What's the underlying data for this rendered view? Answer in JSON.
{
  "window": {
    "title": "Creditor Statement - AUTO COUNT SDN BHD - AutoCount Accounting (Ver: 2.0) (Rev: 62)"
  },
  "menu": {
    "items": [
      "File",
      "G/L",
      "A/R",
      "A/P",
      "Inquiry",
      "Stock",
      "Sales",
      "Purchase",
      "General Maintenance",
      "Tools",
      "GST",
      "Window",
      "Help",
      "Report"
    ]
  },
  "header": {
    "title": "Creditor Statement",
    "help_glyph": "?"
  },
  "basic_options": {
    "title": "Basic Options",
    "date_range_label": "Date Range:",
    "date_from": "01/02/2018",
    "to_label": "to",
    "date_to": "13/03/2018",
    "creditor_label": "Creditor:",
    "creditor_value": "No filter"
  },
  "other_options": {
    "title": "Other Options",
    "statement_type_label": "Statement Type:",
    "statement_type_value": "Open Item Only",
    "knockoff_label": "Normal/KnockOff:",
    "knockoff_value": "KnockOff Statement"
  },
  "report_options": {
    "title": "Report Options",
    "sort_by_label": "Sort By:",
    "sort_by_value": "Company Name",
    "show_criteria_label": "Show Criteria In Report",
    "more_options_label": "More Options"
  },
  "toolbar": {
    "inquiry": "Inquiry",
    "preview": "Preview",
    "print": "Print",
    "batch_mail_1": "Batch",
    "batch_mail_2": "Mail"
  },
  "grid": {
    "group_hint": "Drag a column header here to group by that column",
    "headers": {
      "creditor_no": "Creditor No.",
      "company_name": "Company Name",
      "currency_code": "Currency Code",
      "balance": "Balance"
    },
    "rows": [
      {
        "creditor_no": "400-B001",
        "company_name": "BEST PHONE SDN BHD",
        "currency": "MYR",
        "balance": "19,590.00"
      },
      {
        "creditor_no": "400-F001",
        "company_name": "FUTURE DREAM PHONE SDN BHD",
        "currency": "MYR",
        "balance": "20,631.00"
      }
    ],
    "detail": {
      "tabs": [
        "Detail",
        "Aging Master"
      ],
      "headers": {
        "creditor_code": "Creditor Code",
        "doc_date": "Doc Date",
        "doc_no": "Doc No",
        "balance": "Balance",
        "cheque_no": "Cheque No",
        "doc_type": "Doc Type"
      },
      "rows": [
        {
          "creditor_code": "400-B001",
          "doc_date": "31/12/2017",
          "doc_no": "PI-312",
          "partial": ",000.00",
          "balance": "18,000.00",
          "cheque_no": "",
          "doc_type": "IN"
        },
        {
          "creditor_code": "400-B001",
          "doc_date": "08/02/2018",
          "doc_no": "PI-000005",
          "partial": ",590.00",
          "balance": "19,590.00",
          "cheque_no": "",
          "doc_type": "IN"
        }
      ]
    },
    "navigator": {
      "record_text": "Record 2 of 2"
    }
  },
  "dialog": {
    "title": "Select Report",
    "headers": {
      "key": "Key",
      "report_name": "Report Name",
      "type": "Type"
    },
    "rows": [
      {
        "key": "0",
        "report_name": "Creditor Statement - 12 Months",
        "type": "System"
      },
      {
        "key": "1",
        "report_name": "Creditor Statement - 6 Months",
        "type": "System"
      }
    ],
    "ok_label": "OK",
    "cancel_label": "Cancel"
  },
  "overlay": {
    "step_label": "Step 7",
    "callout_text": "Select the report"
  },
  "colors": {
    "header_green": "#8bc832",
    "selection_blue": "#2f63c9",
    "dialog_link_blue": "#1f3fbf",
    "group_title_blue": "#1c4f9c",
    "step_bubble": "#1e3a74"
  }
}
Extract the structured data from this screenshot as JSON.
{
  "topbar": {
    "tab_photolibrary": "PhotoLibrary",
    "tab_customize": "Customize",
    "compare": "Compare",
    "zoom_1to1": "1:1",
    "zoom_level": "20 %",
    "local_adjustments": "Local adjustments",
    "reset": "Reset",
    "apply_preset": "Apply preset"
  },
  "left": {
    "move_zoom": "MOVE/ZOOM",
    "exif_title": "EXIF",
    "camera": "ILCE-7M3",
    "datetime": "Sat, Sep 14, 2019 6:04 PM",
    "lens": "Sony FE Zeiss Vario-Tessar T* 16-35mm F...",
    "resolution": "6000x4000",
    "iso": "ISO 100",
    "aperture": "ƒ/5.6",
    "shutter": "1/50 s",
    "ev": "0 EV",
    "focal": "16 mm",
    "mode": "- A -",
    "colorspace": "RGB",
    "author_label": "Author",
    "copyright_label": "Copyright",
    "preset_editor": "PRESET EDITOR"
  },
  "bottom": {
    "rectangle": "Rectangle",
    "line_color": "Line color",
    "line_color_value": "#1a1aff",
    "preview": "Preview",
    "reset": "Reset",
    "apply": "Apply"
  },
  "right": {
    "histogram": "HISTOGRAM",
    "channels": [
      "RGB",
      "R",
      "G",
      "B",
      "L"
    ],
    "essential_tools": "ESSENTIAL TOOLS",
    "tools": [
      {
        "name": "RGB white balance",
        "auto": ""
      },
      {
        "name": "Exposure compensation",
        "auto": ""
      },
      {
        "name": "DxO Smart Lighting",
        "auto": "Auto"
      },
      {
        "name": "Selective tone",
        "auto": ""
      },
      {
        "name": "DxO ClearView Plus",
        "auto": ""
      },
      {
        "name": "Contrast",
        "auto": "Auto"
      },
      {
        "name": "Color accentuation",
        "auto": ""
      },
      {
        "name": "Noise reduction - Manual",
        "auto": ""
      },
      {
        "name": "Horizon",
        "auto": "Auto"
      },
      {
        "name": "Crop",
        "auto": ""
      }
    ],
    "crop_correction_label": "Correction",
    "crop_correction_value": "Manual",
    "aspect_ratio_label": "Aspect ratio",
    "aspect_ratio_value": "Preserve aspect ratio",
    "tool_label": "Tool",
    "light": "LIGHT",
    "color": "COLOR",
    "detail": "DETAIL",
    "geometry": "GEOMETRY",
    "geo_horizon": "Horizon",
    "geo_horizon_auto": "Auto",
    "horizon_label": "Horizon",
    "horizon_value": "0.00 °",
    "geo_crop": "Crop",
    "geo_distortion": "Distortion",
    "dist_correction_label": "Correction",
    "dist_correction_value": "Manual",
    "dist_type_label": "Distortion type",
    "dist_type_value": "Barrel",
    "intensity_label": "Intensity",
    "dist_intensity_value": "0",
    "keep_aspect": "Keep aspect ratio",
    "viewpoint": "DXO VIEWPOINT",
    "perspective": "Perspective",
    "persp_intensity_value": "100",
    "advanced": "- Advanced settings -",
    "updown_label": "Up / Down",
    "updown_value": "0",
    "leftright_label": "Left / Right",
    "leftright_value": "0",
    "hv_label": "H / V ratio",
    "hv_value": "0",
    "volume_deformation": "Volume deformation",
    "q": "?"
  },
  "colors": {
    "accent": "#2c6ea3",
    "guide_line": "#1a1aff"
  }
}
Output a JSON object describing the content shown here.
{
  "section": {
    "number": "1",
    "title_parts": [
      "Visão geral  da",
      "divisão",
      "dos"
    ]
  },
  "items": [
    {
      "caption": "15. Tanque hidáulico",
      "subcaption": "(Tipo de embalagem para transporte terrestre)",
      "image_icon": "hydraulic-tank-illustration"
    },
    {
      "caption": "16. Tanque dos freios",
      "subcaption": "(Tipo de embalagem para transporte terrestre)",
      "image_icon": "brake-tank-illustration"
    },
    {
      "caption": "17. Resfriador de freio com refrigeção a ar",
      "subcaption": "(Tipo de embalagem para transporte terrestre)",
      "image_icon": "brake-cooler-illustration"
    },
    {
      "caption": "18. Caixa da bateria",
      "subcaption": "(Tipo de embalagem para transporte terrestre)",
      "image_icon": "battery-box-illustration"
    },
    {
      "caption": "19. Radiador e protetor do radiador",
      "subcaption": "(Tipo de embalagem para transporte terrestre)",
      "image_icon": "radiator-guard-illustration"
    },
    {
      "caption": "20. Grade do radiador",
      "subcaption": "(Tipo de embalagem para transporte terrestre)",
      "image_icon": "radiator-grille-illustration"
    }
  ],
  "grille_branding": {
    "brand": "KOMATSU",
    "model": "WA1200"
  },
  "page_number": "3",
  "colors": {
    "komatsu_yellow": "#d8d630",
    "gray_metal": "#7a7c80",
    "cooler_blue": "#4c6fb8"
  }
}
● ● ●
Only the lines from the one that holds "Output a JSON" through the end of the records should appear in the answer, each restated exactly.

Output a JSON object describing the content shown here.
{
  "section": {
    "number": "1",
    "title_parts": [
      "Visão geral  da",
      "divisão",
      "dos"
    ]
  },
  "items": [
    {
      "caption": "15. Tanque hidáulico",
      "subcaption": "(Tipo de embalagem para transporte terrestre)",
      "image_icon": "hydraulic-tank-illustration"
    },
    {
      "caption": "16. Tanque dos freios",
      "subcaption": "(Tipo de embalagem para transporte terrestre)",
      "image_icon": "brake-tank-illustration"
    },
    {
      "caption": "17. Resfriador de freio com refrigeção a ar",
      "subcaption": "(Tipo de embalagem para transporte terrestre)",
      "image_icon": "brake-cooler-illustration"
    },
    {
      "caption": "18. Caixa da bateria",
      "subcaption": "(Tipo de embalagem para transporte terrestre)",
      "image_icon": "battery-box-illustration"
    },
    {
      "caption": "19. Radiador e protetor do radiador",
      "subcaption": "(Tipo de embalagem para transporte terrestre)",
      "image_icon": "radiator-guard-illustration"
    },
    {
      "caption": "20. Grade do radiador",
      "subcaption": "(Tipo de embalagem para transporte terrestre)",
      "image_icon": "radiator-grille-illustration"
    }
  ],
  "grille_branding": {
    "brand": "KOMATSU",
    "model": "WA1200"
  },
  "page_number": "3",
  "colors": {
    "komatsu_yellow": "#d8d630",
    "gray_metal": "#7a7c80",
    "cooler_blue": "#4c6fb8"
  }
}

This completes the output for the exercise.